Also thanks to No Left Turns, I was pointed to a very good article in the Christian Science Monitor (again, the title of this post is the link) by Mackubin Thomas Owens that compares and contrasts the Democrats of today with the Copperheads that dominated the Democratic Party during the Civil War.
It's a largely forgotten element of the Civil War, but it bears striking – and ominous – similarity to the obstruction we see in Washington today over the Iraq war. Indeed, as Democrats in Congress this week imposed withdrawal deadlines, it's clear that Copperhead syndrome is alive and well.Owens then chronicles the actions of the Copperheads:
They actively interfered with recruiting and encouraged desertion. Indeed, they generated so much opposition to conscription – including armed resistance in some places and the infamous draft riots in New York City – that the Army was forced to divert resources from the battlefield to the hotbeds of Copperhead activity in order to maintain order. Many Copperheads actively supported the Confederate cause, materially as well as rhetorically....and then compares today's Democrats to that standard:
I've probably excerpted enough to whet your appetite, so I won't share his conclusions... go read it all.
Today's Democratic Party seems to have inherited the mantle, if not the name, of their Copperhead forebears. Like the Copperheads of old, today's Democrats put the entire blame for the war and its conduct on the administration. While the Copperheads of old assured the Union soldiers that the Rebels could not be defeated, today's Copperheads assure us that the Iraqi insurgents are invincible.
The Copperheads of old described Lincoln as a bloodthirsty tyrant, trampling the rights of Southerners and Northerners alike. And they portrayed Union soldiers as instruments of his tyrannical administration. Invoking the USA Patriot Act, Guantánamo Bay, and Abu Ghraib, today's Copperheads – from lawmakeres to bloggers – call President Bush a tyrant and a terrorist. Some have even suggested similarity between US soldiers serving in Iraq and Nazis in World War II. Rarely do they censure the enemy in such terms.
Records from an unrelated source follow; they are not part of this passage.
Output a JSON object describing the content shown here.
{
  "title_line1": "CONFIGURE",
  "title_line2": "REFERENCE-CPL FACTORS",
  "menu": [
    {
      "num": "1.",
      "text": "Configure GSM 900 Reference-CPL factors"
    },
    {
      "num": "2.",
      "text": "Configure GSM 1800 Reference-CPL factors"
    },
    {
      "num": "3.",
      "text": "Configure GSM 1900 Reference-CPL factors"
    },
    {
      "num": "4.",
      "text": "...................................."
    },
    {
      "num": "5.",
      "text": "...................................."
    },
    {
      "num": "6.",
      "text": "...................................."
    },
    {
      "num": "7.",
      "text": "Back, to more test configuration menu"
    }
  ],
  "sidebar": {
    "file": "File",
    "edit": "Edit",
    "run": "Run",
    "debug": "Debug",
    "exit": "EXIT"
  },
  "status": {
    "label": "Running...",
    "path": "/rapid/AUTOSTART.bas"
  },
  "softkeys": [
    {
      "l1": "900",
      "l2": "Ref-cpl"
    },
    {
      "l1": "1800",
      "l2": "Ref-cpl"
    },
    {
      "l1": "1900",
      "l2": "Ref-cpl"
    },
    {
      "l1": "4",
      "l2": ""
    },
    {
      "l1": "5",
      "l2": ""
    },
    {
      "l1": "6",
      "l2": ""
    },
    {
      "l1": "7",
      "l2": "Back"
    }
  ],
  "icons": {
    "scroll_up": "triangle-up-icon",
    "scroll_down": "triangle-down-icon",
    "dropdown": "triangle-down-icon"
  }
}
Like the Copperheads of old, today's Democrats offer no viable alternative to their respective president's policy except to "end the war now." And just as former Copperheads preferred Lincoln's failure to saving the Union, the current ones would rather see Bush lose than the country win in Iraq.
Of course, rhetoric is one thing. An action to obstruct the war effort is another. With the recent shameful vote in Congress to hamstring the commander in chief's authority and ability to conduct the war in Iraq, the Democrats have assumed Copperhead status by moving from the former to the latter.
The bill they passed is a disgrace, but it is certainly in the best Copperhead tradition. It is a variant of what some call the "slow bleed approach": tie the president's hands while avoiding the responsibility that would go with an action that is within Congress's constitutional authority – cutting off spending for the war.
The principle that once Congress funds a military force, it has no further authority to direct or limit its employment was established during the administration of President Adams and the Quasi-War against France (1798-1800). Congress's action in this case is clearly unconstitutional.